There are some who say that the Civil War is the defining event in our nation’s history. For example, on the membership sign-up page on the website of the Cleveland Civil War Roundtable, there is a statement that membership “is open to anyone who shares the belief that the American Civil War is the defining event in U.S. history.” In the Wikipedia entry for the Cleveland Civil War Roundtable is a statement that our group’s “common bond is the belief that the Civil War was the defining event of American history.” Perhaps I risk losing my membership in the Cleveland Civil War Roundtable, but I do not agree that the Civil War is the defining event in U.S. history. The defining event in U.S. history occurred in the summer of 1776 in Philadelphia. Our nation is defined in the soaring words of Thomas Jefferson, “We hold these truths to be self-evident, that all men are created equal.” Abraham Lincoln acknowledged this defining moment in his Gettysburg Address when he said that the United States is “dedicated to the proposition that all men are created equal.”

The words that define the United States of America
The upper image is from the original document. The lower image is from a reproduction.

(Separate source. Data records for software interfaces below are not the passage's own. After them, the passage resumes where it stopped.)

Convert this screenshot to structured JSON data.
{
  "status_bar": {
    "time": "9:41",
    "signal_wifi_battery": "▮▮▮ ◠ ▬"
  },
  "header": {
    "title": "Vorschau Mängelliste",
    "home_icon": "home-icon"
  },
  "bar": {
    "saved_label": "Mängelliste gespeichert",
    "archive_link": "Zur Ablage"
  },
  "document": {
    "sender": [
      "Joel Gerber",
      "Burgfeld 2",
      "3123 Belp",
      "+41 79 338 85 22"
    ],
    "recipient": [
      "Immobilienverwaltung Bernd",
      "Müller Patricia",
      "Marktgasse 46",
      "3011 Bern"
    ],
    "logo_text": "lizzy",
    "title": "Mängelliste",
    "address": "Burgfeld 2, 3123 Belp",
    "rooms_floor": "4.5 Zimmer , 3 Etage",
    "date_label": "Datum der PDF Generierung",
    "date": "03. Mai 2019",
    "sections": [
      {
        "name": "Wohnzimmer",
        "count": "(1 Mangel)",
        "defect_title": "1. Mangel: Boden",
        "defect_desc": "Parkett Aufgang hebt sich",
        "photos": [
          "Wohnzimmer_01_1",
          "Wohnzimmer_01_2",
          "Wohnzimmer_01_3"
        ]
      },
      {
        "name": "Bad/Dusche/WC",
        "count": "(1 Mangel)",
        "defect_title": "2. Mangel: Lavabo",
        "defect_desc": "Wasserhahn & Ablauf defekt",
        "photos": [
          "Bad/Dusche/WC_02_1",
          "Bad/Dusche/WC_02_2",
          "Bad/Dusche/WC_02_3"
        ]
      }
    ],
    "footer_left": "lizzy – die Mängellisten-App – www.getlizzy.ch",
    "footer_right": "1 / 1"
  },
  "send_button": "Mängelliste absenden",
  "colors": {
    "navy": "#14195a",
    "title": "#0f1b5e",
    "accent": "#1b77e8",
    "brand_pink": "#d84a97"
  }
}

At the time that Thomas Jefferson’s defining words were written, our nascent country was egregiously distant from the noble sentiment that is expressed in those words. But it is those words that define our nation, and the Civil War was one costly and tragic event that moved our country closer to attaining its definition. Even after all that our nation went through during the Civil War and during the time since the Civil War, we still have not achieved the full realization of our definition. In this sense the Civil War is still being fought, and the activities of the Ku Klux Klan during the 50th anniversary commemoration of the second battle of Selma are one piece of evidence that this is so. Fully implementing our country’s definition is without a doubt extraordinarily complicated, if it can even be done at all. History has shown that implementing our country’s definition is much more complicated than the Founding Fathers ever imagined, and the specifics of implementation are different for different people, which contributes to the complications. Nevertheless, since the time that Thomas Jefferson penned the words that define our nation, our country has made much progress toward attaining its definition. It is important that we continue in this progress, so that the words that define our nation are not just a proposition, but a way of life.